Dataset rows describing interfaces:
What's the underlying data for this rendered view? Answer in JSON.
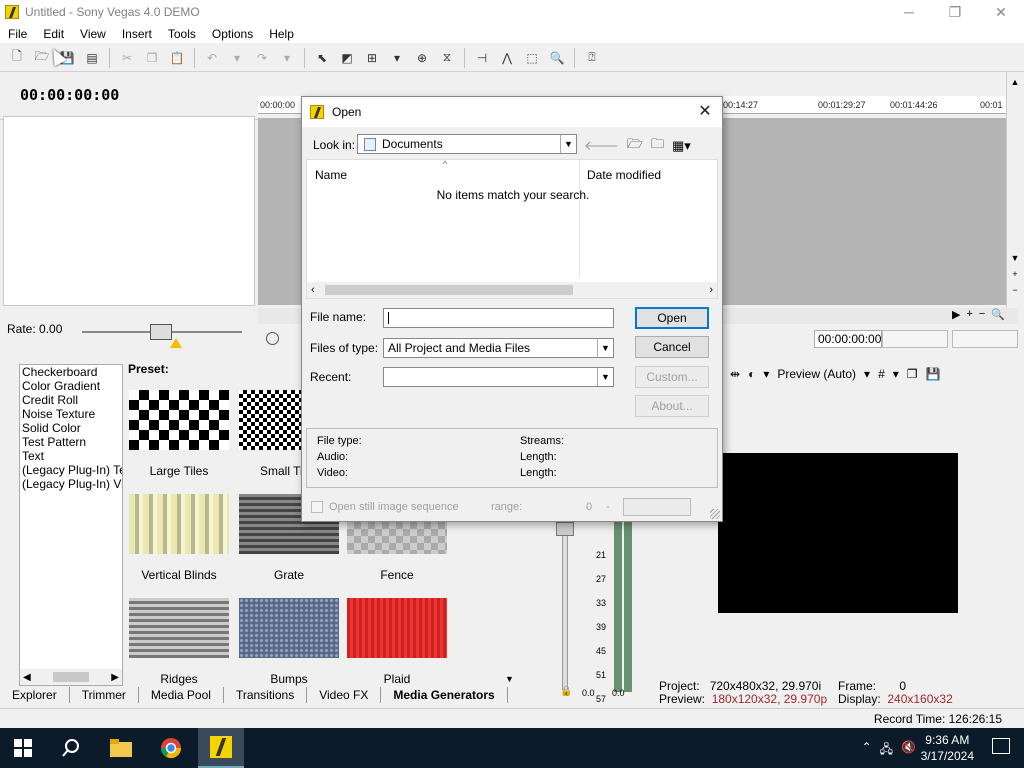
{
  "window": {
    "title": "Untitled - Sony Vegas 4.0 DEMO",
    "minimize": "─",
    "restore": "❐",
    "close": "✕"
  },
  "menu": [
    "File",
    "Edit",
    "View",
    "Insert",
    "Tools",
    "Options",
    "Help"
  ],
  "timecode": "00:00:00:00",
  "ruler": [
    "00:00:00",
    "00:14:27",
    "00:01:29:27",
    "00:01:44:26",
    "00:01"
  ],
  "rate": {
    "label": "Rate: 0.00"
  },
  "status_timecode": "00:00:00:00",
  "generators": {
    "list": [
      "Checkerboard",
      "Color Gradient",
      "Credit Roll",
      "Noise Texture",
      "Solid Color",
      "Test Pattern",
      "Text",
      "(Legacy Plug-In) Tex",
      "(Legacy Plug-In) Vide"
    ],
    "preset_label": "Preset:",
    "presets": [
      "Large Tiles",
      "Small Tiles",
      "Vertical Blinds",
      "Grate",
      "Fence",
      "Ridges",
      "Bumps",
      "Plaid"
    ]
  },
  "tabs": [
    "Explorer",
    "Trimmer",
    "Media Pool",
    "Transitions",
    "Video FX",
    "Media Generators"
  ],
  "meter_ticks": [
    "21",
    "27",
    "33",
    "39",
    "45",
    "51",
    "57"
  ],
  "meter_bottom": [
    "0.0",
    "0.0"
  ],
  "preview": {
    "mode": "Preview (Auto)",
    "project_label": "Project:",
    "project_value": "720x480x32, 29.970i",
    "preview_label": "Preview:",
    "preview_value": "180x120x32, 29.970p",
    "frame_label": "Frame:",
    "frame_value": "0",
    "display_label": "Display:",
    "display_value": "240x160x32"
  },
  "record_time": "Record Time: 126:26:15",
  "dialog": {
    "title": "Open",
    "look_in_label": "Look in:",
    "look_in_value": "Documents",
    "col_name": "Name",
    "col_date": "Date modified",
    "empty_msg": "No items match your search.",
    "file_name_label": "File name:",
    "file_name_value": "",
    "files_of_type_label": "Files of type:",
    "files_of_type_value": "All Project and Media Files",
    "recent_label": "Recent:",
    "recent_value": "",
    "btn_open": "Open",
    "btn_cancel": "Cancel",
    "btn_custom": "Custom...",
    "btn_about": "About...",
    "info": {
      "file_type": "File type:",
      "audio": "Audio:",
      "video": "Video:",
      "streams": "Streams:",
      "length1": "Length:",
      "length2": "Length:"
    },
    "still_seq": "Open still image sequence",
    "range_label": "range:",
    "range_start": "0",
    "range_dash": "-"
  },
  "taskbar": {
    "time": "9:36 AM",
    "date": "3/17/2024"
  },
  "colors": {
    "accent": "#0078d7",
    "taskbar": "#0c1b2a",
    "preview_red": "#a0282c",
    "vegas_yellow": "#f5d300"
  }
}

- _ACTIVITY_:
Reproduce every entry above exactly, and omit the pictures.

- _OUTPUT BELOW_:
What's the underlying data for this rendered view? Answer in JSON.
{
  "window": {
    "title": "Untitled - Sony Vegas 4.0 DEMO",
    "minimize": "─",
    "restore": "❐",
    "close": "✕"
  },
  "menu": [
    "File",
    "Edit",
    "View",
    "Insert",
    "Tools",
    "Options",
    "Help"
  ],
  "timecode": "00:00:00:00",
  "ruler": [
    "00:00:00",
    "00:14:27",
    "00:01:29:27",
    "00:01:44:26",
    "00:01"
  ],
  "rate": {
    "label": "Rate: 0.00"
  },
  "status_timecode": "00:00:00:00",
  "generators": {
    "list": [
      "Checkerboard",
      "Color Gradient",
      "Credit Roll",
      "Noise Texture",
      "Solid Color",
      "Test Pattern",
      "Text",
      "(Legacy Plug-In) Tex",
      "(Legacy Plug-In) Vide"
    ],
    "preset_label": "Preset:",
    "presets": [
      "Large Tiles",
      "Small Tiles",
      "Vertical Blinds",
      "Grate",
      "Fence",
      "Ridges",
      "Bumps",
      "Plaid"
    ]
  },
  "tabs": [
    "Explorer",
    "Trimmer",
    "Media Pool",
    "Transitions",
    "Video FX",
    "Media Generators"
  ],
  "meter_ticks": [
    "21",
    "27",
    "33",
    "39",
    "45",
    "51",
    "57"
  ],
  "meter_bottom": [
    "0.0",
    "0.0"
  ],
  "preview": {
    "mode": "Preview (Auto)",
    "project_label": "Project:",
    "project_value": "720x480x32, 29.970i",
    "preview_label": "Preview:",
    "preview_value": "180x120x32, 29.970p",
    "frame_label": "Frame:",
    "frame_value": "0",
    "display_label": "Display:",
    "display_value": "240x160x32"
  },
  "record_time": "Record Time: 126:26:15",
  "dialog": {
    "title": "Open",
    "look_in_label": "Look in:",
    "look_in_value": "Documents",
    "col_name": "Name",
    "col_date": "Date modified",
    "empty_msg": "No items match your search.",
    "file_name_label": "File name:",
    "file_name_value": "",
    "files_of_type_label": "Files of type:",
    "files_of_type_value": "All Project and Media Files",
    "recent_label": "Recent:",
    "recent_value": "",
    "btn_open": "Open",
    "btn_cancel": "Cancel",
    "btn_custom": "Custom...",
    "btn_about": "About...",
    "info": {
      "file_type": "File type:",
      "audio": "Audio:",
      "video": "Video:",
      "streams": "Streams:",
      "length1": "Length:",
      "length2": "Length:"
    },
    "still_seq": "Open still image sequence",
    "range_label": "range:",
    "range_start": "0",
    "range_dash": "-"
  },
  "taskbar": {
    "time": "9:36 AM",
    "date": "3/17/2024"
  },
  "colors": {
    "accent": "#0078d7",
    "taskbar": "#0c1b2a",
    "preview_red": "#a0282c",
    "vegas_yellow": "#f5d300"
  }
}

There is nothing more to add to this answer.